Many students will find Chapter 9, on continuous probability, easier than much of the earlier material on discrete-time models. They will have already covered most of the material in a probability course, and there is a substantially smaller quantity of symbols to juggle. The book culminates in Chapter 10, on the Black-Scholes formula. The author admirably refrains from putting the formula on too high a pedestal, pointing out some imperfections, including its normality assumption. The author is clearly having fun in this capstone chapter, as indicated by a little joking and a more personal tone here and there. The light-heartedness befits the end of the journey.

The book is largely self-contained, with the necessary probability explained as needed. (Nevertheless, prior exposure to probability is recommended.) Two appendices include the more advanced mathematics needed in two of the chapters.
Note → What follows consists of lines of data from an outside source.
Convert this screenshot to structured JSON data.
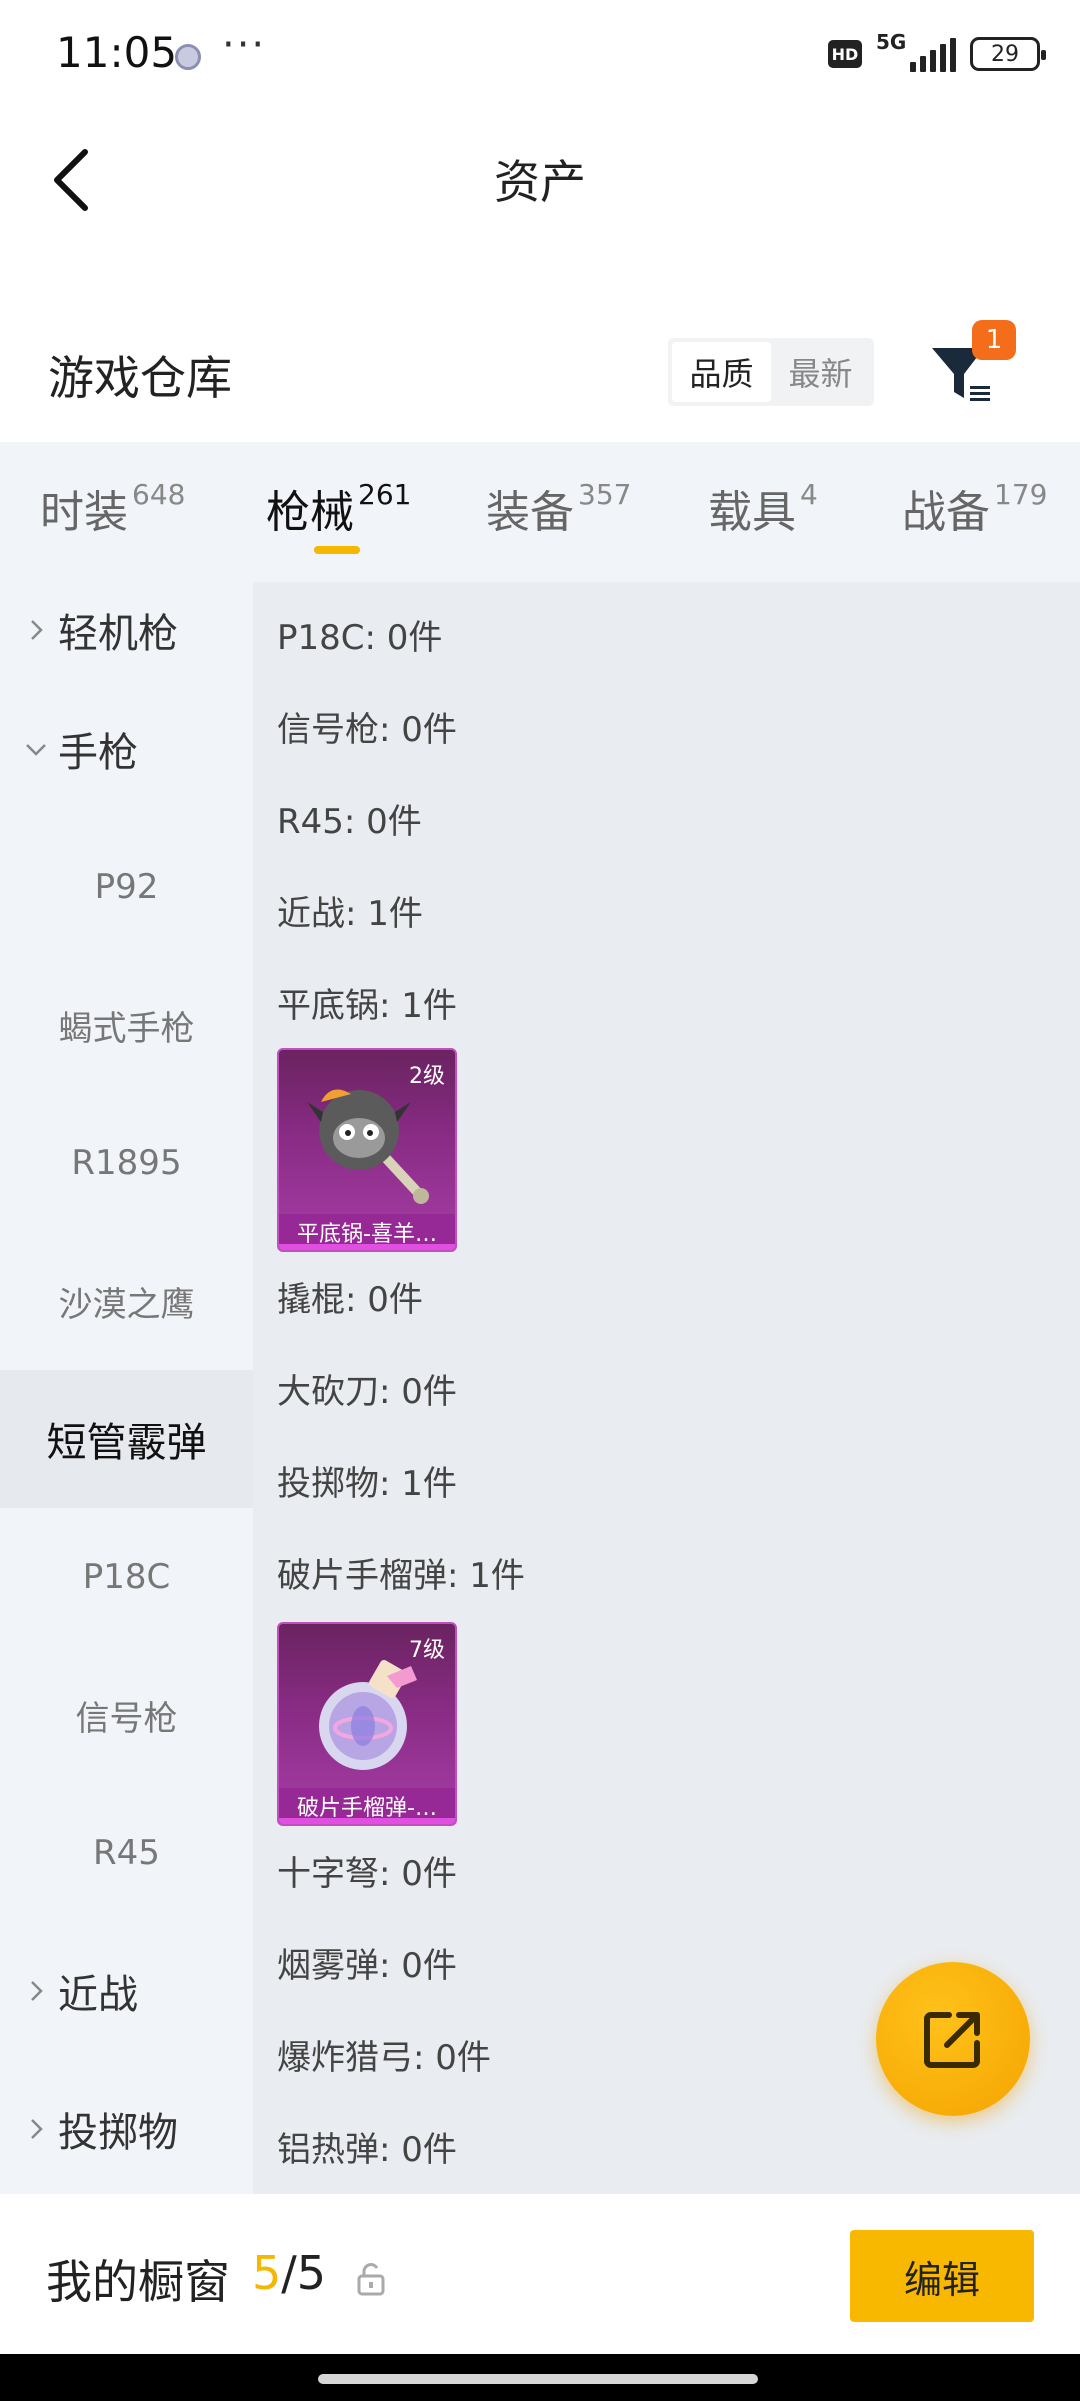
{
  "status_bar": {
    "time": "11:05",
    "more": "···",
    "network": "5G",
    "hd": "HD",
    "battery": "29"
  },
  "header": {
    "title": "资产"
  },
  "warehouse": {
    "title": "游戏仓库",
    "sort_options": [
      "品质",
      "最新"
    ],
    "sort_selected": "品质",
    "filter_badge": "1"
  },
  "tabs": [
    {
      "label": "时装",
      "count": "648"
    },
    {
      "label": "枪械",
      "count": "261",
      "active": true
    },
    {
      "label": "装备",
      "count": "357"
    },
    {
      "label": "载具",
      "count": "4"
    },
    {
      "label": "战备",
      "count": "179"
    }
  ],
  "sidebar": [
    {
      "label": "轻机枪",
      "type": "group",
      "expanded": false
    },
    {
      "label": "手枪",
      "type": "group",
      "expanded": true
    },
    {
      "label": "P92",
      "type": "sub"
    },
    {
      "label": "蝎式手枪",
      "type": "sub"
    },
    {
      "label": "R1895",
      "type": "sub"
    },
    {
      "label": "沙漠之鹰",
      "type": "sub"
    },
    {
      "label": "短管霰弹",
      "type": "sub",
      "active": true
    },
    {
      "label": "P18C",
      "type": "sub"
    },
    {
      "label": "信号枪",
      "type": "sub"
    },
    {
      "label": "R45",
      "type": "sub"
    },
    {
      "label": "近战",
      "type": "group",
      "expanded": false
    },
    {
      "label": "投掷物",
      "type": "group",
      "expanded": false
    }
  ],
  "content": {
    "lines": [
      "P18C: 0件",
      "信号枪: 0件",
      "R45: 0件",
      "近战: 1件",
      "平底锅: 1件",
      "撬棍: 0件",
      "大砍刀: 0件",
      "投掷物: 1件",
      "破片手榴弹: 1件",
      "十字弩: 0件",
      "烟雾弹: 0件",
      "爆炸猎弓: 0件",
      "铝热弹: 0件"
    ],
    "items": [
      {
        "level": "2级",
        "name": "平底锅-喜羊…",
        "icon": "pan-icon"
      },
      {
        "level": "7级",
        "name": "破片手榴弹-…",
        "icon": "grenade-icon"
      }
    ]
  },
  "bottom_bar": {
    "label": "我的橱窗",
    "current": "5",
    "separator": "/",
    "total": "5",
    "edit_label": "编辑"
  },
  "colors": {
    "accent": "#f5b700",
    "badge": "#f46d1b",
    "card_purple": "#8a2c86"
  }
}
There are 150 end-of-chapter exercises, of which 30 have solutions provided. (Over a third of the exercises are in the two chapters on discrete probability and continuous probability.) A prefatory chapter succinctly yet deftly leads from the basics of what an option is to the No-arbitrage Pricing Principle and the idea of a replicating portfolio — all in a few pages. This preview of some of the book’s main ideas provides motivation for students who will labor slowly through later portions of the text.

Intrepid advanced undergraduates with no prior knowledge of the subject matter can work their way through the book, perhaps omitting Chapters 7 and 8. They will find the text demanding, but not unreasonably so, especially if they are interested in studying the mathematics of finance at the graduate level, where the mathematical sophistication will be greater than in this book. (For example, measure theory does not appear at all in this text.)

Perhaps, however, the most satisfied readers will already have had at least a little exposure to the material, either from the mathematical or financial side. The excellent development of the topics and the frequent paraphrasing will provide such readers several “ah-ha” moments.

David A. Huckaby is an associate professor of mathematics at Angelo State University.

Preface.- Notation Key and Greek Alphabet.- 0 Introduction.- Part 1 Options and Arbitrage.- 1 Background on Options.- 2 An Aperitif on Arbitrage.- Part 2 Discrete-Time Pricing Models.- 3 Discrete Probability.- 4 Stochastic Processes, Filtrations and Martingales.- 5 Discrete-Time Pricing Models.- 6 The Binomial Model.- 7 Pricing Nonattainable Alternatives in an Incomplete Market.- 8 Optimal Stopping and American Options.- Part 3 the Black-Scholes Option Pricing Formula.- 9 Continuous Probability.- 10 The Black-Scholes Option Pricing Formula.- Appendix A: Convexity and the Separation Theorem.- Appendix B: Closed, Convex Cones.- Selected Solutions.- References.- Index